The waiting. Even though I went through the story about the first year, most years I was pretty sure I was making the team. It would've been a surprise if I didn't. Lo and behold it was a shock that I didn't make it when they did finally cut me. I wasn't that anxious about it most of the time, but you don't know for sure what coach or a personnel guy might think. C.O. Brocato, who passed away this week, a long time scout of the Houston Oilers and Tennessee Titans, he used to kid me on the practice field about how he rejected me as a player. he said it in a joking manner, but I think he meant it, which kind of hurt my feelings. God rest his soul, C.O. Brocato.
On if special-teams penalties are a concern in the preseason:
Well, it better not happen. I'm down on the sideline much of the time and I have been this year. Special teams during the preseason is chaos because you're not managing a group of 13 for 11. You're managing a group of 28 for 11. That's no easy task, but we'd rather it not happen.
On weighing own players against those who come available after cut downs:
We make sure that we acknowledge what we know and we don't know about these people. Some of these people we were involved in their draft process and we got to where we knew these people and that sort of thing, the ones that become available from other teams. So I think you acknowledge what you know and you acknowledge what you don't know. There are some people that maybe we didn't have and didn't do a lot of study on, so we don't know much about them.
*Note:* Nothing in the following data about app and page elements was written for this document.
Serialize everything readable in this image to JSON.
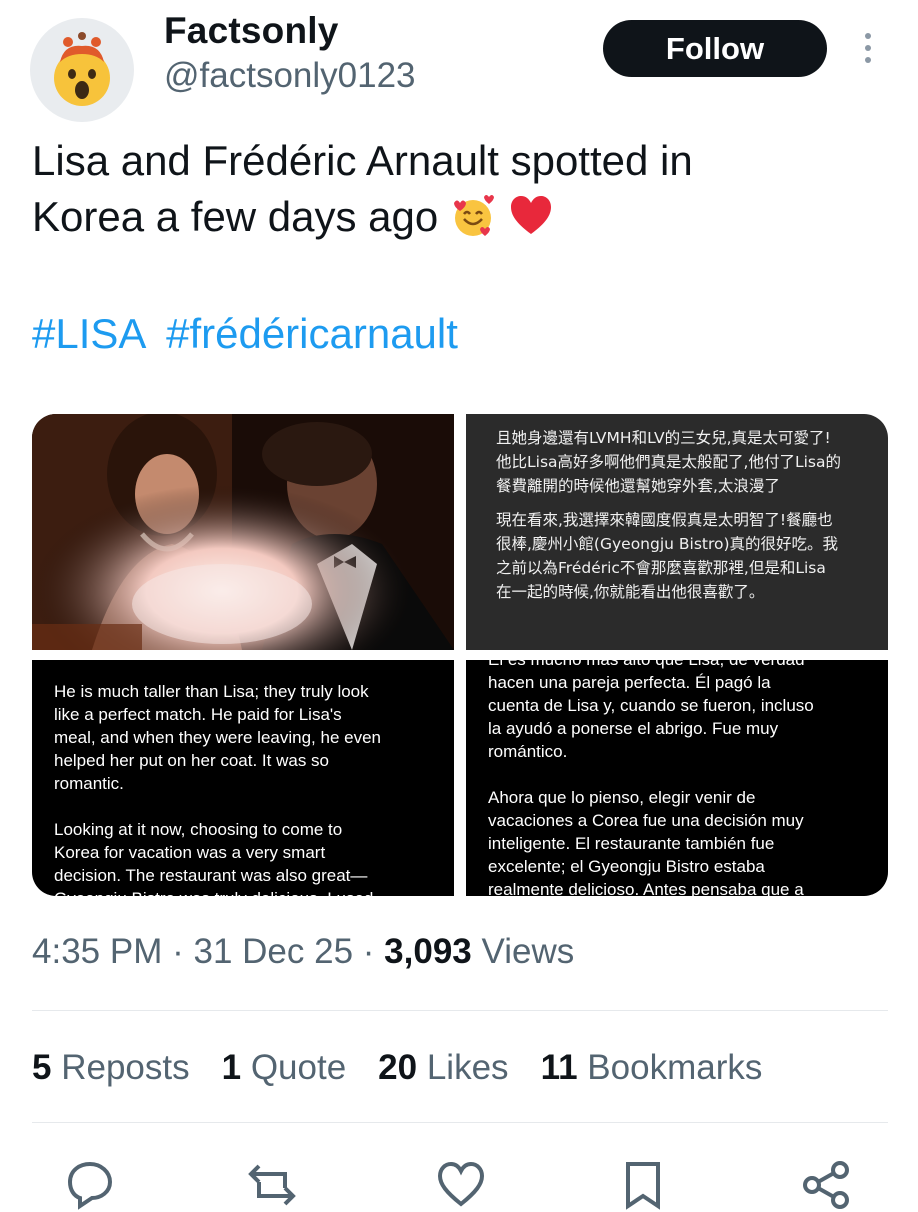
{
  "author": {
    "display_name": "Factsonly",
    "handle": "@factsonly0123",
    "avatar_icon": "mind-blown-emoji"
  },
  "follow_label": "Follow",
  "more_icon": "more-vertical-icon",
  "tweet": {
    "text_line1": "Lisa and Frédéric Arnault spotted in",
    "text_line2": "Korea a few days ago",
    "emojis": [
      "smiling-face-with-hearts-emoji",
      "red-heart-emoji"
    ],
    "hashtags": [
      "#LISA",
      "#frédéricarnault"
    ]
  },
  "media": {
    "photo_icon": "photo",
    "zh_paragraphs": [
      "且她身邊還有LVMH和LV的三女兒,真是太可愛了!\n他比Lisa高好多啊他們真是太般配了,他付了Lisa的\n餐費離開的時候他還幫她穿外套,太浪漫了",
      "現在看來,我選擇來韓國度假真是太明智了!餐廳也\n很棒,慶州小館(Gyeongju Bistro)真的很好吃。我\n之前以為Frédéric不會那麼喜歡那裡,但是和Lisa\n在一起的時候,你就能看出他很喜歡了。"
    ],
    "en_paragraphs": [
      "He is much taller than Lisa; they truly look\nlike a perfect match. He paid for Lisa's\nmeal, and when they were leaving, he even\nhelped her put on her coat. It was so\nromantic.",
      "Looking at it now, choosing to come to\nKorea for vacation was a very smart\ndecision. The restaurant was also great—\nGyeongju Bistro was truly delicious. I used"
    ],
    "es_paragraphs": [
      "Él es mucho más alto que Lisa, de verdad\nhacen una pareja perfecta. Él pagó la\ncuenta de Lisa y, cuando se fueron, incluso\nla ayudó a ponerse el abrigo. Fue muy\nromántico.",
      "Ahora que lo pienso, elegir venir de\nvacaciones a Corea fue una decisión muy\ninteligente. El restaurante también fue\nexcelente; el Gyeongju Bistro estaba\nrealmente delicioso. Antes pensaba que a"
    ]
  },
  "meta": {
    "time": "4:35 PM",
    "sep": "·",
    "date": "31 Dec 25",
    "views_count": "3,093",
    "views_label": "Views"
  },
  "stats": {
    "reposts_count": "5",
    "reposts_label": "Reposts",
    "quotes_count": "1",
    "quotes_label": "Quote",
    "likes_count": "20",
    "likes_label": "Likes",
    "bookmarks_count": "11",
    "bookmarks_label": "Bookmarks"
  },
  "actions": [
    "reply-icon",
    "repost-icon",
    "like-icon",
    "bookmark-icon",
    "share-icon"
  ],
  "colors": {
    "link": "#1d9bf0",
    "muted": "#536471",
    "text": "#0f1419",
    "button": "#0f1419"
  }
}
I think just like in the draft when that happens, you have to stand up and say we don't know that.